Friday, 27 April 2012

Full Metal Jacket (1987)

There are many cynical Vietnam films, but few are as instantly brutal as Full Metal Jacket. The very first scene is a steady-cam shot that follows drill instructor Sergeant Hartman around the recruits’ digs as he verbally abuses them as he introduces them to Parris Island boot camp. I mean he really lays into them; within that first steady-cam shot there are 4 swear words 1 of which is fuck, and in the whole scene he swears 37 times 16 of which are fuck! Needless to say not all of the recruits can cope with Hartman’s tough love, in particular Private Leonard Lawrence (Private Pyle) doesn’t, and with disastrous consequences.

The whole film is told through the eyes of the Joker (Matthew Modine), both in the boot camp and then in Vietnam. As a war correspondent he is sent off to cover a story and ends up tagging along with a squad of marines which includes one of Joker’s friends from his days in boot camp. Of course as the film progresses the number of marines in this squad drops and drops, and it climaxes with a scene where Joker has to come to terms with killing face to face; he has to finally confront his demons as well as the mixed messages on his uniform.

There are quite a few tracking shots which gives the film a very fluid feel, which almost counteracts some of the confusing, disjointed battle sequences. The action is all superb and very well edited, though never over the top. One aspect I particularly liked was the tanks firing; usually filmed from behind we would see the tank fire, see the impact in the distance, and then hear the explosion. Exactly correct, I just thought that it was a nice subtle touch. Otherwise there were some beautifully framed shots as I have come to expect from Kubrick.

The main cast are all great, each with their little idiosyncrasies. Joker makes jokes to cope with the awful situation he finds himself in, Cowboy is a good soldier but lacks the conviction to lead when he is thrust into that situation. Lawrence (Vincent D'Onofrio) is really good as the persecuted and slightly unhinged private Pyle; but special mention must be made for Lee Ermey’s drill instructor. Gunnery Sergeant Hartman is an amazing character, he is just so brutal it is hard to imagine anyone being able to maintain that intensity for as long as he does. There is also an appearance of a very young looking Adam Baldwin as Animal Mother, a gung-ho marine who, as his name suggests, is fairly intense and likes nothing more than charging head on into battle.

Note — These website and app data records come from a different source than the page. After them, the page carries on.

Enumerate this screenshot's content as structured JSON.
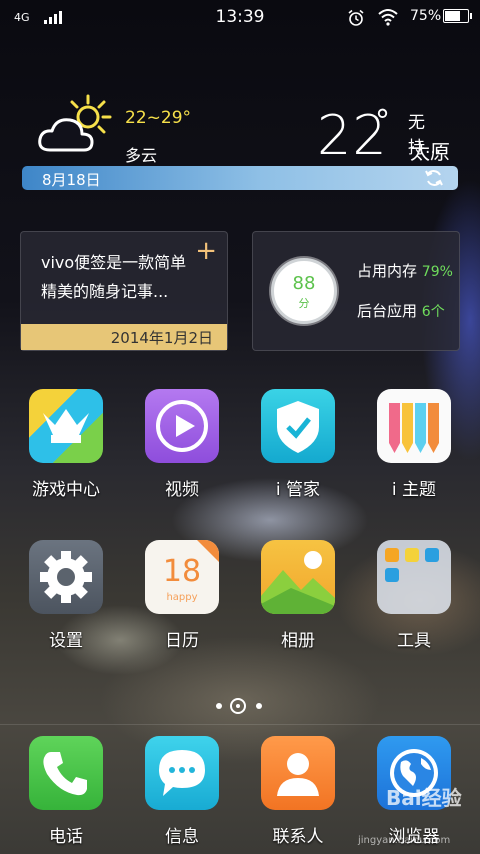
{
  "status_bar": {
    "network": "4G",
    "time": "13:39",
    "battery_text": "75%",
    "battery_level": 0.75
  },
  "weather": {
    "temp_range": "22~29°",
    "condition": "多云",
    "current_temp": "22",
    "degree_symbol": "°",
    "status_text": "无持...",
    "city": "太原",
    "date": "8月18日"
  },
  "note_widget": {
    "text": "vivo便签是一款简单精美的随身记事...",
    "date": "2014年1月2日"
  },
  "memory_widget": {
    "score": "88",
    "score_unit": "分",
    "memory_label": "占用内存",
    "memory_value": "79%",
    "bg_apps_label": "后台应用",
    "bg_apps_value": "6个"
  },
  "apps_row1": [
    {
      "label": "游戏中心"
    },
    {
      "label": "视频"
    },
    {
      "label": "i 管家"
    },
    {
      "label": "i 主题"
    }
  ],
  "apps_row2": [
    {
      "label": "设置"
    },
    {
      "label": "日历",
      "day": "18",
      "sub": "happy"
    },
    {
      "label": "相册"
    },
    {
      "label": "工具"
    }
  ],
  "dock": [
    {
      "label": "电话"
    },
    {
      "label": "信息"
    },
    {
      "label": "联系人"
    },
    {
      "label": "浏览器"
    }
  ],
  "watermark": {
    "brand": "Bai经验",
    "url": "jingyan.baidu.com"
  },
  "colors": {
    "accent_yellow": "#f6e04a",
    "memory_green": "#6fdc5c"
  }
}
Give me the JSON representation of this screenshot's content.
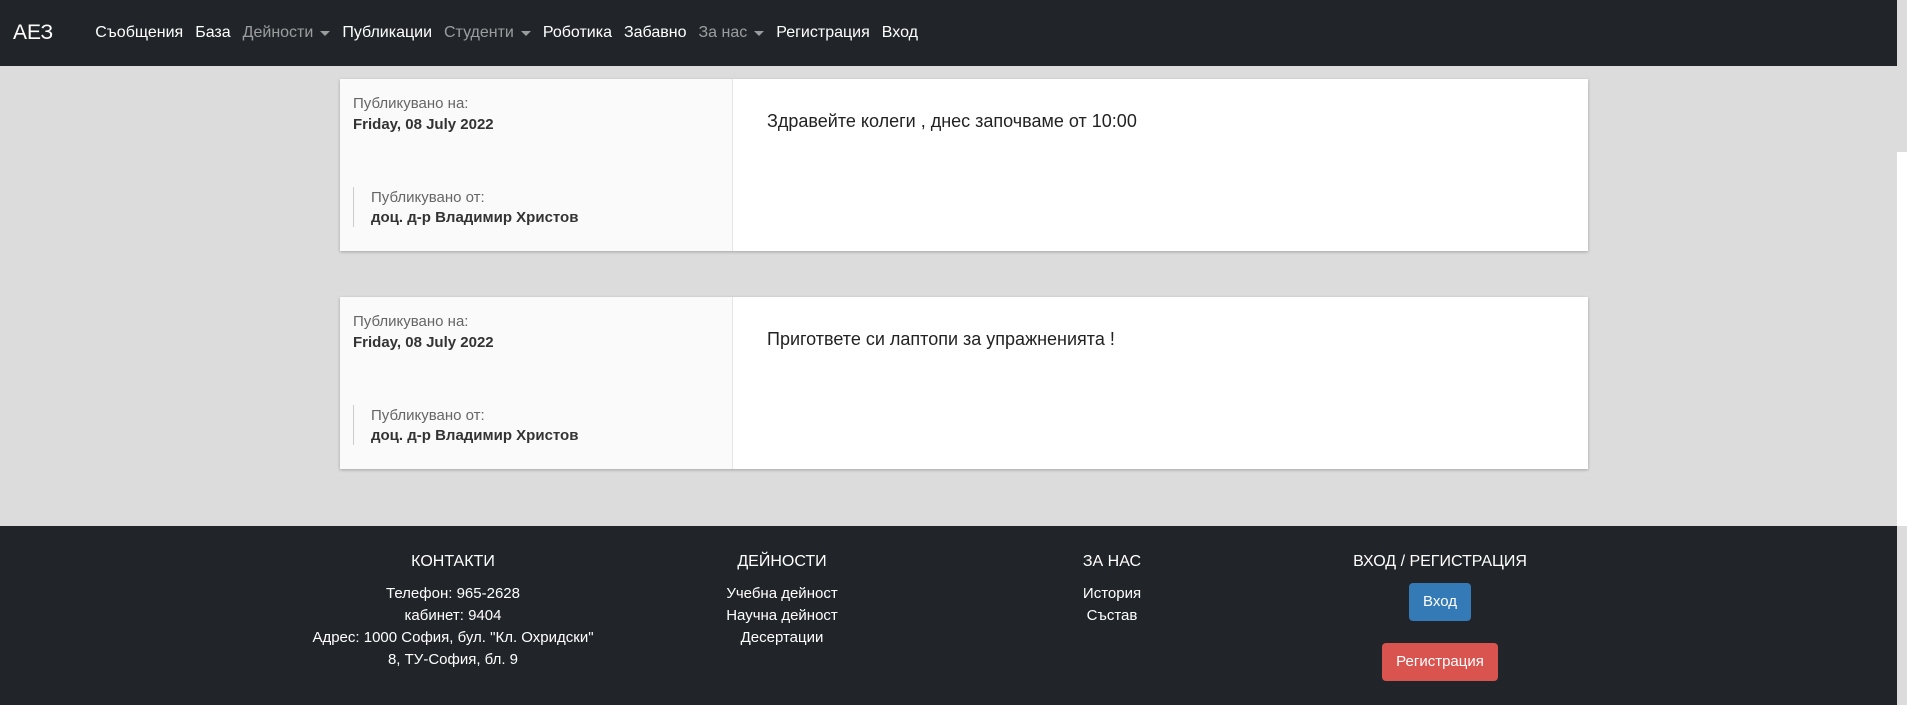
{
  "nav": {
    "brand": "АЕЗ",
    "items": [
      {
        "label": "Съобщения"
      },
      {
        "label": "База"
      },
      {
        "label": "Дейности"
      },
      {
        "label": "Публикации"
      },
      {
        "label": "Студенти"
      },
      {
        "label": "Роботика"
      },
      {
        "label": "Забавно"
      },
      {
        "label": "За нас"
      },
      {
        "label": "Регистрация"
      },
      {
        "label": "Вход"
      }
    ]
  },
  "posts": [
    {
      "published_on_label": "Публикувано на:",
      "date": "Friday, 08 July 2022",
      "published_by_label": "Публикувано от:",
      "author": "доц. д-р Владимир Христов",
      "text": "Здравейте колеги , днес започваме от 10:00"
    },
    {
      "published_on_label": "Публикувано на:",
      "date": "Friday, 08 July 2022",
      "published_by_label": "Публикувано от:",
      "author": "доц. д-р Владимир Христов",
      "text": "Пригответе си лаптопи за упражненията !"
    }
  ],
  "footer": {
    "contacts": {
      "title": "КОНТАКТИ",
      "lines": [
        "Телефон: 965-2628",
        "кабинет: 9404",
        "Адрес: 1000 София, бул. \"Кл. Охридски\"",
        "8, ТУ-София, бл. 9"
      ]
    },
    "activities": {
      "title": "ДЕЙНОСТИ",
      "links": [
        "Учебна дейност",
        "Научна дейност",
        "Десертации"
      ]
    },
    "about": {
      "title": "ЗА НАС",
      "links": [
        "История",
        "Състав"
      ]
    },
    "auth": {
      "title": "ВХОД / РЕГИСТРАЦИЯ",
      "login_label": "Вход",
      "register_label": "Регистрация"
    }
  },
  "colors": {
    "navbar_bg": "#212529",
    "page_bg": "#dcdcdc",
    "login_btn": "#337ab7",
    "register_btn": "#d9534f"
  }
}
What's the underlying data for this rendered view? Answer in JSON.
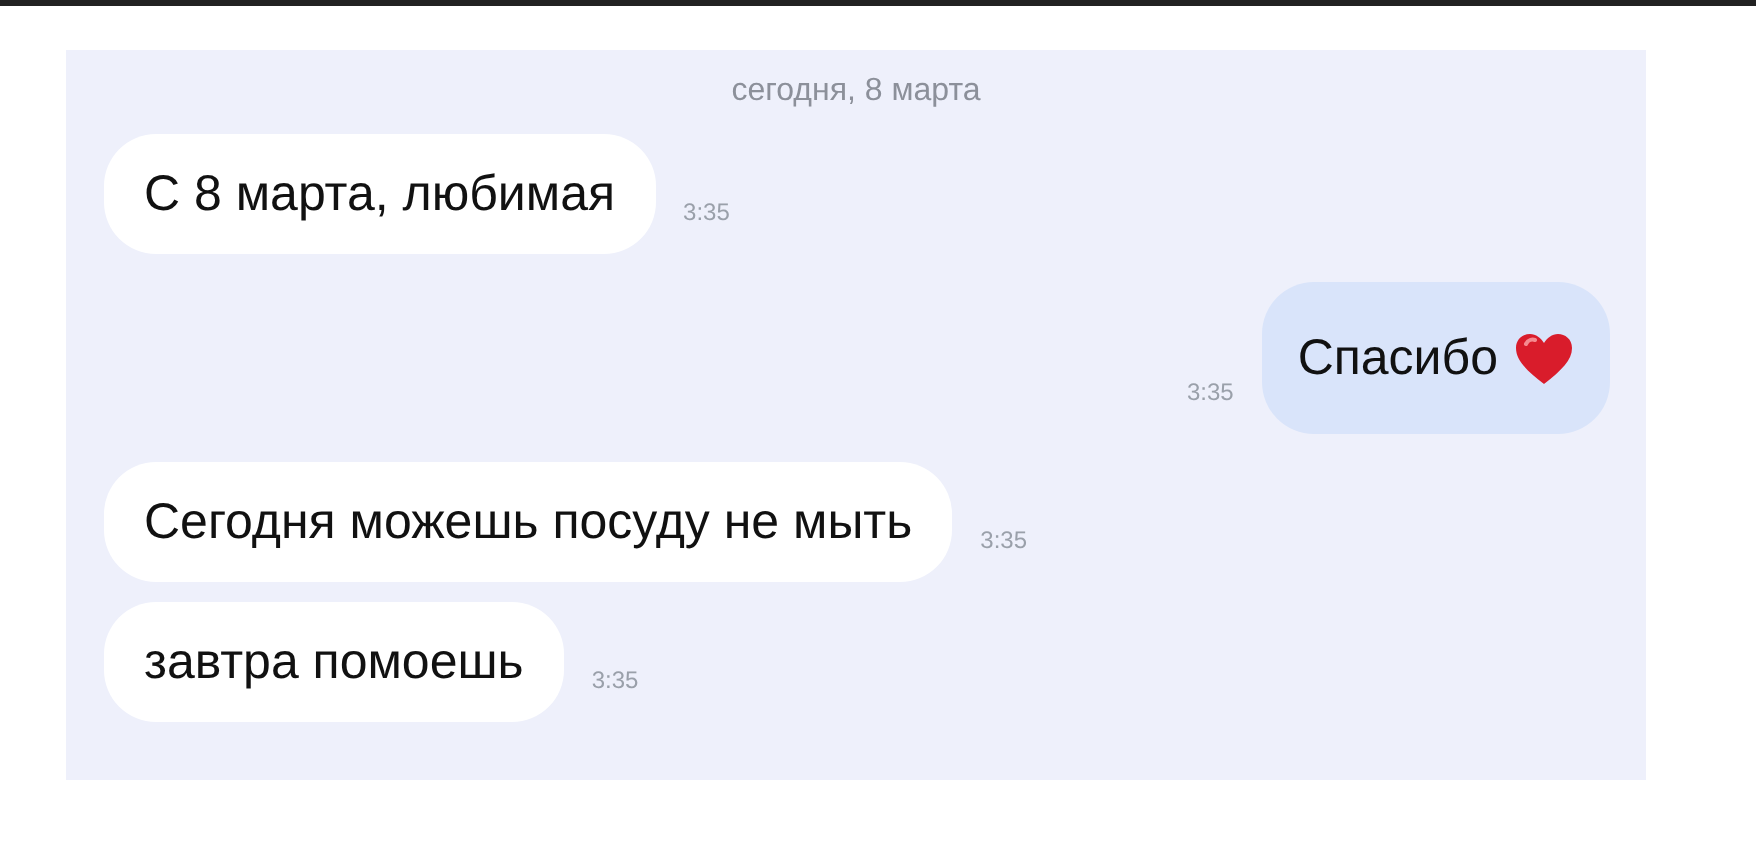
{
  "chat": {
    "date": "сегодня, 8 марта",
    "messages": [
      {
        "kind": "in",
        "text": "С 8 марта, любимая",
        "time": "3:35",
        "heart": false
      },
      {
        "kind": "out",
        "text": "Спасибо",
        "time": "3:35",
        "heart": true
      },
      {
        "kind": "in",
        "text": "Сегодня можешь посуду не мыть",
        "time": "3:35",
        "heart": false
      },
      {
        "kind": "in",
        "text": "завтра помоешь",
        "time": "3:35",
        "heart": false
      }
    ]
  }
}
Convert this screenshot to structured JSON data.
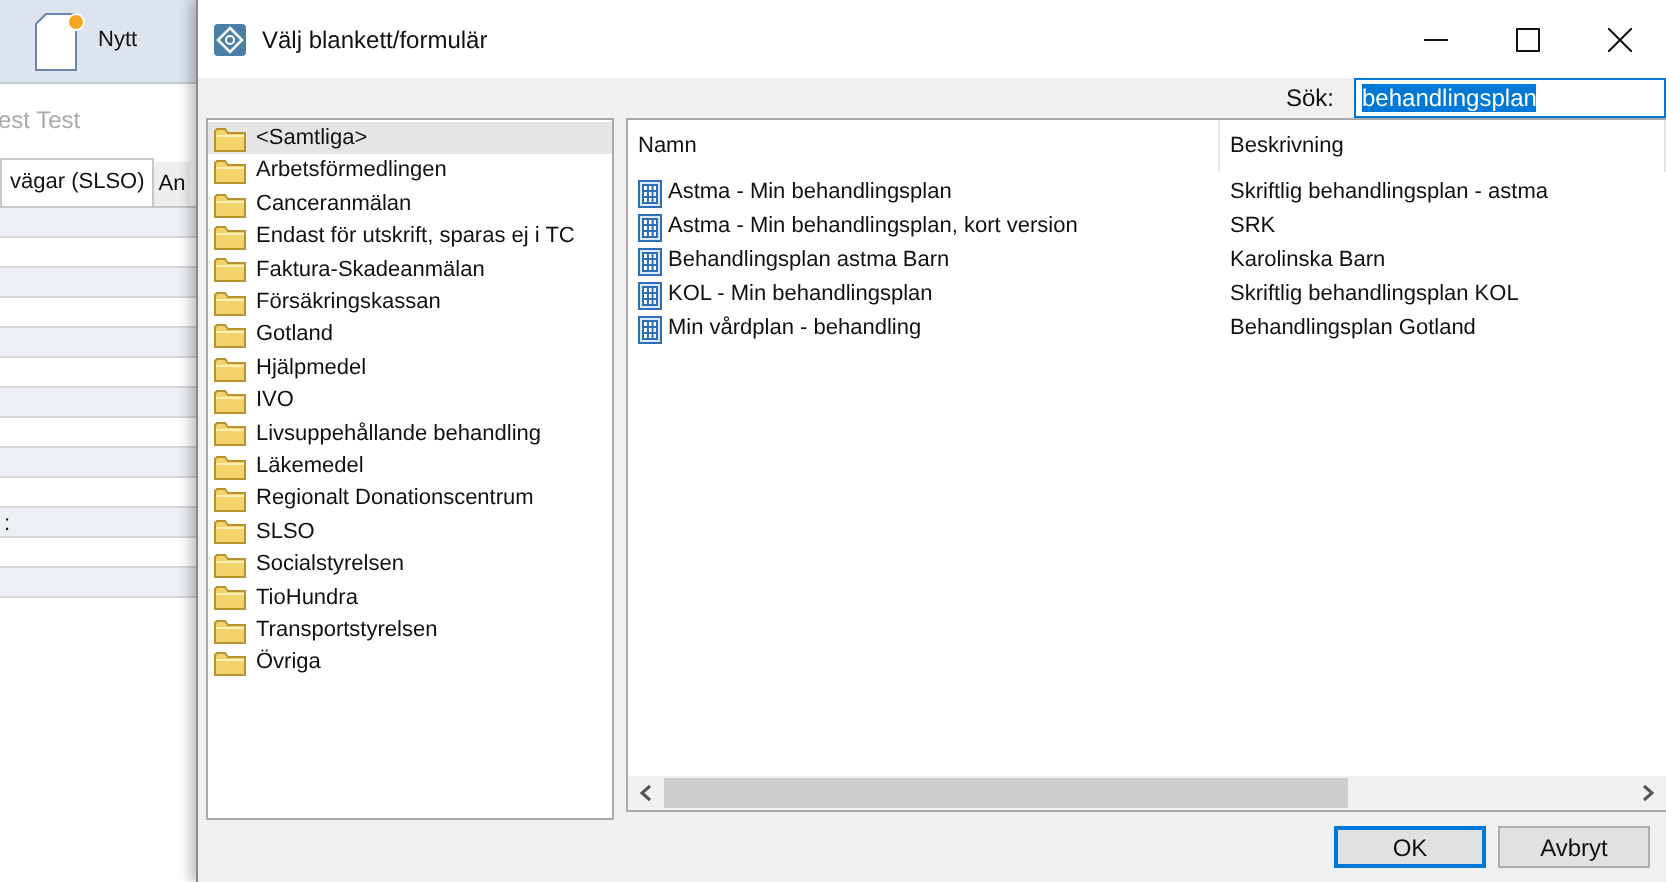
{
  "background_app": {
    "new_button": "Nytt",
    "title_fragment": "est Test",
    "tabs": [
      {
        "label": "vägar (SLSO)",
        "selected": true
      },
      {
        "label": "An",
        "selected": false
      }
    ],
    "label_fragment": ":"
  },
  "dialog": {
    "title": "Välj blankett/formulär",
    "search": {
      "label": "Sök:",
      "value": "behandlingsplan",
      "text_selected": true
    },
    "folders": [
      {
        "label": "<Samtliga>",
        "selected": true
      },
      {
        "label": "Arbetsförmedlingen",
        "selected": false
      },
      {
        "label": "Canceranmälan",
        "selected": false
      },
      {
        "label": "Endast för utskrift, sparas ej i TC",
        "selected": false
      },
      {
        "label": "Faktura-Skadeanmälan",
        "selected": false
      },
      {
        "label": "Försäkringskassan",
        "selected": false
      },
      {
        "label": "Gotland",
        "selected": false
      },
      {
        "label": "Hjälpmedel",
        "selected": false
      },
      {
        "label": "IVO",
        "selected": false
      },
      {
        "label": "Livsuppehållande behandling",
        "selected": false
      },
      {
        "label": "Läkemedel",
        "selected": false
      },
      {
        "label": "Regionalt Donationscentrum",
        "selected": false
      },
      {
        "label": "SLSO",
        "selected": false
      },
      {
        "label": "Socialstyrelsen",
        "selected": false
      },
      {
        "label": "TioHundra",
        "selected": false
      },
      {
        "label": "Transportstyrelsen",
        "selected": false
      },
      {
        "label": "Övriga",
        "selected": false
      }
    ],
    "columns": [
      "Namn",
      "Beskrivning"
    ],
    "rows": [
      {
        "name": "Astma - Min behandlingsplan",
        "description": "Skriftlig behandlingsplan - astma"
      },
      {
        "name": "Astma - Min behandlingsplan, kort version",
        "description": "SRK"
      },
      {
        "name": "Behandlingsplan astma Barn",
        "description": "Karolinska Barn"
      },
      {
        "name": "KOL - Min behandlingsplan",
        "description": "Skriftlig behandlingsplan KOL"
      },
      {
        "name": "Min vårdplan - behandling",
        "description": "Behandlingsplan Gotland"
      }
    ],
    "buttons": [
      {
        "label": "OK",
        "default": true
      },
      {
        "label": "Avbryt",
        "default": false
      }
    ]
  }
}
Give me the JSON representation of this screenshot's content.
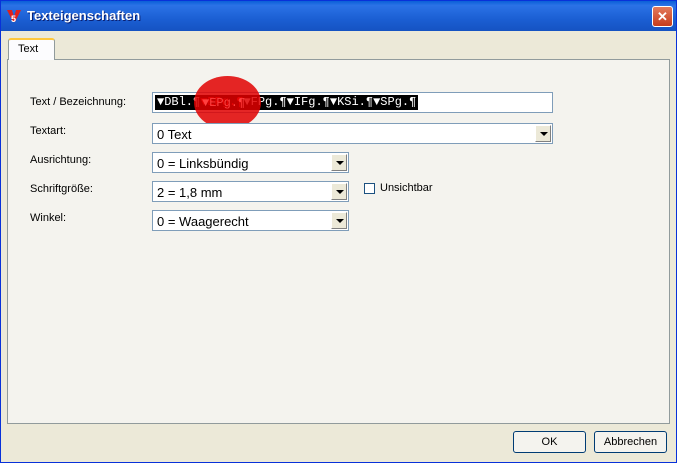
{
  "window": {
    "title": "Texteigenschaften",
    "close_glyph": "✕",
    "app_icon": "app-logo-icon"
  },
  "tabs": [
    {
      "label": "Text"
    }
  ],
  "form": {
    "text_label": "Text / Bezeichnung:",
    "text_segments": [
      "▼DBl.¶",
      "▼EPg.¶",
      "▼FPg.¶",
      "▼IFg.¶",
      "▼KSi.¶",
      "▼SPg.¶"
    ],
    "highlight_text": "▼EPg.¶",
    "textart_label": "Textart:",
    "textart_value": "0 Text",
    "ausrichtung_label": "Ausrichtung:",
    "ausrichtung_value": "0 = Linksbündig",
    "schriftgroesse_label": "Schriftgröße:",
    "schriftgroesse_value": "2 = 1,8 mm",
    "unsichtbar_label": "Unsichtbar",
    "unsichtbar_checked": false,
    "winkel_label": "Winkel:",
    "winkel_value": "0 = Waagerecht"
  },
  "buttons": {
    "ok": "OK",
    "cancel": "Abbrechen"
  },
  "colors": {
    "titlebar": "#1b5fd3",
    "dialog_bg": "#ece9d8",
    "highlight": "#ff2020",
    "marker": "#e10000"
  }
}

At one moment in the film Joker explains that the conflicting messages on his uniform (Born to Kill and a peace symbol) are highlighting the duality of man; and the film itself has many examples of this. The marines are effectively brainwashed to become killing machines at boot camp, but the drill instructor explains that they are not robots, they need to remain men. It is implied that the Vietnam war is not a popular war with the American public back home, yet Joker is told to rewrite one of his stories with a confirmed kill at the end so that it appears that the marines are being successful. Of course finally, despite maintaining throughout the film that he is a killer, Joker finds it hard to look into the eyes of the enemy and actually pull the trigger.

Hard-hitting and brutal, Full Metal Jacket is another cynical look at an unpopular war, but is actually perhaps more subtle about it (boot camp excepted) than the other classic Vietnam movies. Great acting, completely absorbing, and with Kubrick’s ability to know exactly where to put the camera make Full Metal Jacket a truly memorable film.